▶ About this exercise
Repeat the entries exactly. Leave nothing out.

▶ Recorded information
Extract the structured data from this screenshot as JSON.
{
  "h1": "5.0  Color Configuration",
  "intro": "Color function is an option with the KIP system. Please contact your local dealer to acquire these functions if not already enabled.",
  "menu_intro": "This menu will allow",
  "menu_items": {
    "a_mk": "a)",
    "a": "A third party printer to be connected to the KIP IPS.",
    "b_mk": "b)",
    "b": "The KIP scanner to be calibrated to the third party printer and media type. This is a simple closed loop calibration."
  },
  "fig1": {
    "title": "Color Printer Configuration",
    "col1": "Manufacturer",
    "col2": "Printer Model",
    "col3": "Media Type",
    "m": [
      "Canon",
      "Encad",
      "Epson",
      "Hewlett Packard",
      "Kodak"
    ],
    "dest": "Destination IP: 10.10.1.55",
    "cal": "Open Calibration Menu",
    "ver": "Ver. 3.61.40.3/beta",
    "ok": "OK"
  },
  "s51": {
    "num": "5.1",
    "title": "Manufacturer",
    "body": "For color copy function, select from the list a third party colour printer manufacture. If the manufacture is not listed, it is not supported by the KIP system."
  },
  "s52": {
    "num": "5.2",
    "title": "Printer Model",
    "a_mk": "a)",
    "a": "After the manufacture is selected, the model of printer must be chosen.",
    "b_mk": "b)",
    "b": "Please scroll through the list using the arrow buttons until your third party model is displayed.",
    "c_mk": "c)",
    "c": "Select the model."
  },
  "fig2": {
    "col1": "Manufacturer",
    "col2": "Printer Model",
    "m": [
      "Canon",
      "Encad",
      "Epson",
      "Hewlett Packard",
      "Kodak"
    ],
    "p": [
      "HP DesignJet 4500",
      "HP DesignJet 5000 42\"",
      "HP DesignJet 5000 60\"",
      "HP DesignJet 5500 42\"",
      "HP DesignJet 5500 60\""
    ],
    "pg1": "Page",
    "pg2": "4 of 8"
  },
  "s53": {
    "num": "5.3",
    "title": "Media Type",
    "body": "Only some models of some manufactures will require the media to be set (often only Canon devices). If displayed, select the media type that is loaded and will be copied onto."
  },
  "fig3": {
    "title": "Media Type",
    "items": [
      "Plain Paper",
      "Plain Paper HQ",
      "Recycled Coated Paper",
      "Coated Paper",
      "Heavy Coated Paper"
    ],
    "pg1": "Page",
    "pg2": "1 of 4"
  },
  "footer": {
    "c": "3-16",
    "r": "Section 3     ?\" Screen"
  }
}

▶ Exercise answer
Extract the structured data from this screenshot as JSON.
{
  "h1": "5.0  Color Configuration",
  "intro": "Color function is an option with the KIP system. Please contact your local dealer to acquire these functions if not already enabled.",
  "menu_intro": "This menu will allow",
  "menu_items": {
    "a_mk": "a)",
    "a": "A third party printer to be connected to the KIP IPS.",
    "b_mk": "b)",
    "b": "The KIP scanner to be calibrated to the third party printer and media type. This is a simple closed loop calibration."
  },
  "fig1": {
    "title": "Color Printer Configuration",
    "col1": "Manufacturer",
    "col2": "Printer Model",
    "col3": "Media Type",
    "m": [
      "Canon",
      "Encad",
      "Epson",
      "Hewlett Packard",
      "Kodak"
    ],
    "dest": "Destination IP: 10.10.1.55",
    "cal": "Open Calibration Menu",
    "ver": "Ver. 3.61.40.3/beta",
    "ok": "OK"
  },
  "s51": {
    "num": "5.1",
    "title": "Manufacturer",
    "body": "For color copy function, select from the list a third party colour printer manufacture. If the manufacture is not listed, it is not supported by the KIP system."
  },
  "s52": {
    "num": "5.2",
    "title": "Printer Model",
    "a_mk": "a)",
    "a": "After the manufacture is selected, the model of printer must be chosen.",
    "b_mk": "b)",
    "b": "Please scroll through the list using the arrow buttons until your third party model is displayed.",
    "c_mk": "c)",
    "c": "Select the model."
  },
  "fig2": {
    "col1": "Manufacturer",
    "col2": "Printer Model",
    "m": [
      "Canon",
      "Encad",
      "Epson",
      "Hewlett Packard",
      "Kodak"
    ],
    "p": [
      "HP DesignJet 4500",
      "HP DesignJet 5000 42\"",
      "HP DesignJet 5000 60\"",
      "HP DesignJet 5500 42\"",
      "HP DesignJet 5500 60\""
    ],
    "pg1": "Page",
    "pg2": "4 of 8"
  },
  "s53": {
    "num": "5.3",
    "title": "Media Type",
    "body": "Only some models of some manufactures will require the media to be set (often only Canon devices). If displayed, select the media type that is loaded and will be copied onto."
  },
  "fig3": {
    "title": "Media Type",
    "items": [
      "Plain Paper",
      "Plain Paper HQ",
      "Recycled Coated Paper",
      "Coated Paper",
      "Heavy Coated Paper"
    ],
    "pg1": "Page",
    "pg2": "1 of 4"
  },
  "footer": {
    "c": "3-16",
    "r": "Section 3     ?\" Screen"
  }
}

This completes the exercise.